Iran ordered the closure of schools, universities and cultural centers across 14 provinces from Sunday following five deaths in the Islamic Republic — the most outside East Asia and the first in the Middle East.
More than 50,000 people in about a dozen northern Italian towns near the business hub of Milan were urged by authorities to stay home, while shops and schools were shuttered among dozens of infections and two deaths.
China reported another 97 deaths in its daily update Sunday, taking its total to 2,442, plus 648 new infections. Nearly 80,000 infections have been reported worldwide.
The contagion’s spread prompted the World Health Organization to warn that Africa’s unprepared health systems left the continent vulnerable to the disease.
China’s infection rate has slowed sharply from earlier in the epidemic, but Chinese flip-flopping over counting methods has sowed confusion over its data.
There also was growing concern over the difficulty of detecting the virus.
Japan on Sunday confirmed that a woman who tested negative and disembarked from the coronavirus-stricken Diamond Princess cruise ship later tested positive.
Japan has already been criticized over its handling of the ship, which has seen more than 600 cases of COVID-19.
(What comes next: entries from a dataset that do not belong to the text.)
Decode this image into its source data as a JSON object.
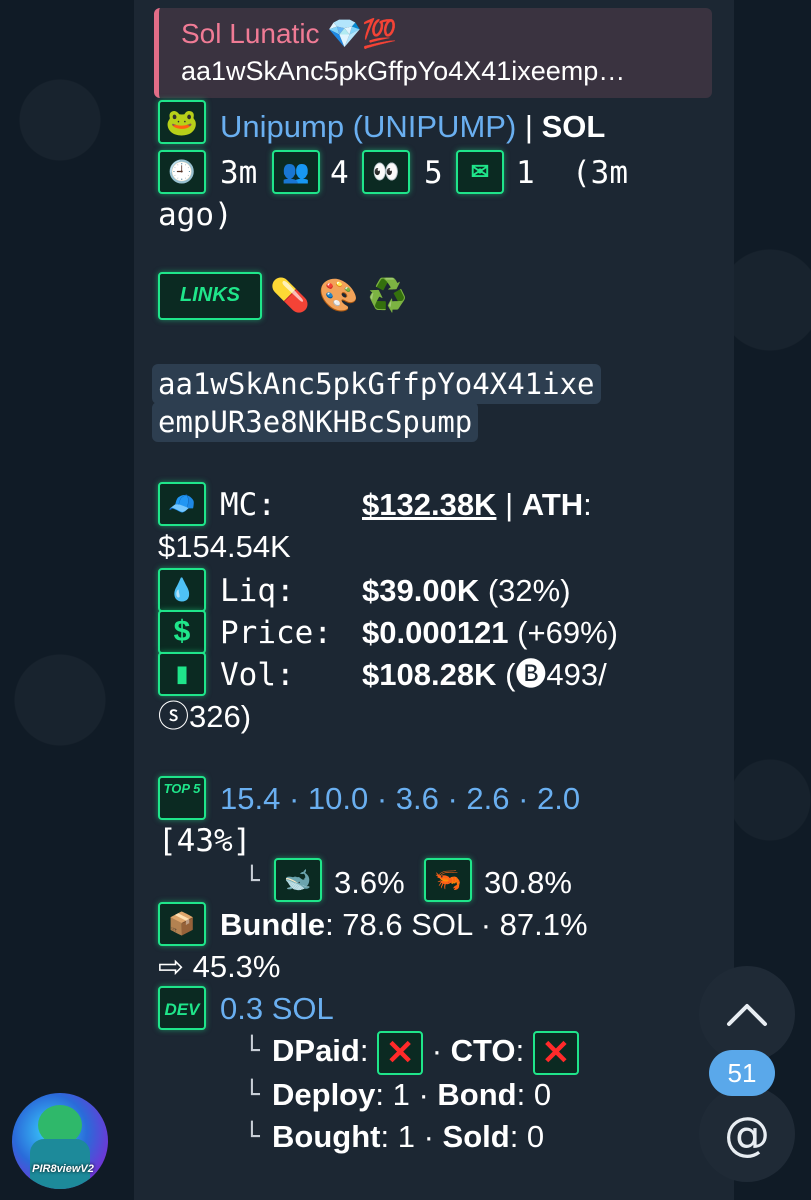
{
  "reply": {
    "name": "Sol Lunatic 💎💯",
    "text": "aa1wSkAnc5pkGffpYo4X41ixeemp…"
  },
  "token": {
    "name": "Unipump (UNIPUMP)",
    "chain_sep": " | ",
    "chain": "SOL"
  },
  "stats": {
    "age": "3m",
    "holders": "4",
    "watchers": "5",
    "messages": "1",
    "last_msg_a": "(3m",
    "last_msg_b": "ago)"
  },
  "links_label": "LINKS",
  "link_emojis": "💊 🎨 ♻️",
  "contract": {
    "line1": "aa1wSkAnc5pkGffpYo4X41ixe",
    "line2": "empUR3e8NKHBcSpump"
  },
  "market": {
    "mc_label": "MC:",
    "mc_value": "$132.38K",
    "ath_sep": " | ",
    "ath_label": "ATH",
    "ath_colon": ":",
    "ath_value": "$154.54K",
    "liq_label": "Liq:",
    "liq_value": "$39.00K",
    "liq_pct": " (32%)",
    "price_label": "Price:",
    "price_value": "$0.000121",
    "price_change": " (+69%)",
    "vol_label": "Vol:",
    "vol_value": "$108.28K",
    "vol_split_a": " (🅑493/",
    "vol_split_b": "ⓢ326)"
  },
  "top5": {
    "icon": "TOP 5",
    "values": "15.4 · 10.0 · 3.6 · 2.6 · 2.0",
    "total": "[43%]",
    "branch": "└",
    "whale_pct": "3.6%",
    "shrimp_pct": "30.8%"
  },
  "bundle": {
    "label": "Bundle",
    "colon": ":",
    "value": " 78.6 SOL · 87.1%",
    "arrow_value": "⇨ 45.3%"
  },
  "dev": {
    "icon": "DEV",
    "value": "0.3 SOL",
    "dpaid_label": "DPaid",
    "cto_label": "CTO",
    "deploy_label": "Deploy",
    "deploy_value": " 1",
    "bond_label": "Bond",
    "bond_value": " 0",
    "bought_label": "Bought",
    "bought_value": " 1",
    "sold_label": "Sold",
    "sold_value": " 0",
    "sep": " · ",
    "colon": ":",
    "branch": "└"
  },
  "avatar_text": "PIR8viewV2",
  "unread_count": "51",
  "colors": {
    "accent_green": "#1fe58a",
    "link_blue": "#6aaff0",
    "reply_pink": "#f07b95",
    "badge_blue": "#5aa8ea"
  }
}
Many passengers were allowed to disembark without being properly tested or despite having close contact with infected people.
More than 1,000 crew remain on board and are expected to serve a 14-day quarantine.
Fifteen Israelis were on the Diamond Princess. Four of them were diagnosed with the virus in Japan and are under quarantine there. Eleven returned to Israel on a specially arranged flight and were also placed in quarantine.
One of the returnees has since been diagnosed with the disease.